[Start of section]

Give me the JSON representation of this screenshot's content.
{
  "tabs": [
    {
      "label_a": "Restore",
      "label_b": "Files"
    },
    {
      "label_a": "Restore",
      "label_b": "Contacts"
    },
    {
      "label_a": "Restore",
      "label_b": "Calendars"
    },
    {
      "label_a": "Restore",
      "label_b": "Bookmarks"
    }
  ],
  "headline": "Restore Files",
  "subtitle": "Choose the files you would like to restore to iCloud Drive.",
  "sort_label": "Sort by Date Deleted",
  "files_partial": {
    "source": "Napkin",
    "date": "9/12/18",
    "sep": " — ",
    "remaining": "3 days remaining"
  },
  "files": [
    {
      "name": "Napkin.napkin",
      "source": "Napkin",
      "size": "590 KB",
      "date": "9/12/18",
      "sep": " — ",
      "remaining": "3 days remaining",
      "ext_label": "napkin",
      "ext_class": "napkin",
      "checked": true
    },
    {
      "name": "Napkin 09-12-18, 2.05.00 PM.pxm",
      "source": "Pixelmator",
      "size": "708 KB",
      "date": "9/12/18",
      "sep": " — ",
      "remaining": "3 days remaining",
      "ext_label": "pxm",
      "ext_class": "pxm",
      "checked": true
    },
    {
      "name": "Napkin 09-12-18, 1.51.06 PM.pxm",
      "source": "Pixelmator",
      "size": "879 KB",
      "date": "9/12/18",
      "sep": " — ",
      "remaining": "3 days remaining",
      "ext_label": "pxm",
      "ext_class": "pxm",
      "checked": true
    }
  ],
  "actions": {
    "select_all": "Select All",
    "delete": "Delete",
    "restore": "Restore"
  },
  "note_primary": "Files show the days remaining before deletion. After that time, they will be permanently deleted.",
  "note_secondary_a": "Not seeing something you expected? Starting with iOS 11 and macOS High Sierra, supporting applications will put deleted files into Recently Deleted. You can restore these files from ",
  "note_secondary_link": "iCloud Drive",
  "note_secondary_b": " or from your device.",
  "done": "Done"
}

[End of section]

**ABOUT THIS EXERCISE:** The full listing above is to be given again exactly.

**WORKED SOLUTION:**
Give me the JSON representation of this screenshot's content.
{
  "tabs": [
    {
      "label_a": "Restore",
      "label_b": "Files"
    },
    {
      "label_a": "Restore",
      "label_b": "Contacts"
    },
    {
      "label_a": "Restore",
      "label_b": "Calendars"
    },
    {
      "label_a": "Restore",
      "label_b": "Bookmarks"
    }
  ],
  "headline": "Restore Files",
  "subtitle": "Choose the files you would like to restore to iCloud Drive.",
  "sort_label": "Sort by Date Deleted",
  "files_partial": {
    "source": "Napkin",
    "date": "9/12/18",
    "sep": " — ",
    "remaining": "3 days remaining"
  },
  "files": [
    {
      "name": "Napkin.napkin",
      "source": "Napkin",
      "size": "590 KB",
      "date": "9/12/18",
      "sep": " — ",
      "remaining": "3 days remaining",
      "ext_label": "napkin",
      "ext_class": "napkin",
      "checked": true
    },
    {
      "name": "Napkin 09-12-18, 2.05.00 PM.pxm",
      "source": "Pixelmator",
      "size": "708 KB",
      "date": "9/12/18",
      "sep": " — ",
      "remaining": "3 days remaining",
      "ext_label": "pxm",
      "ext_class": "pxm",
      "checked": true
    },
    {
      "name": "Napkin 09-12-18, 1.51.06 PM.pxm",
      "source": "Pixelmator",
      "size": "879 KB",
      "date": "9/12/18",
      "sep": " — ",
      "remaining": "3 days remaining",
      "ext_label": "pxm",
      "ext_class": "pxm",
      "checked": true
    }
  ],
  "actions": {
    "select_all": "Select All",
    "delete": "Delete",
    "restore": "Restore"
  },
  "note_primary": "Files show the days remaining before deletion. After that time, they will be permanently deleted.",
  "note_secondary_a": "Not seeing something you expected? Starting with iOS 11 and macOS High Sierra, supporting applications will put deleted files into Recently Deleted. You can restore these files from ",
  "note_secondary_link": "iCloud Drive",
  "note_secondary_b": " or from your device.",
  "done": "Done"
}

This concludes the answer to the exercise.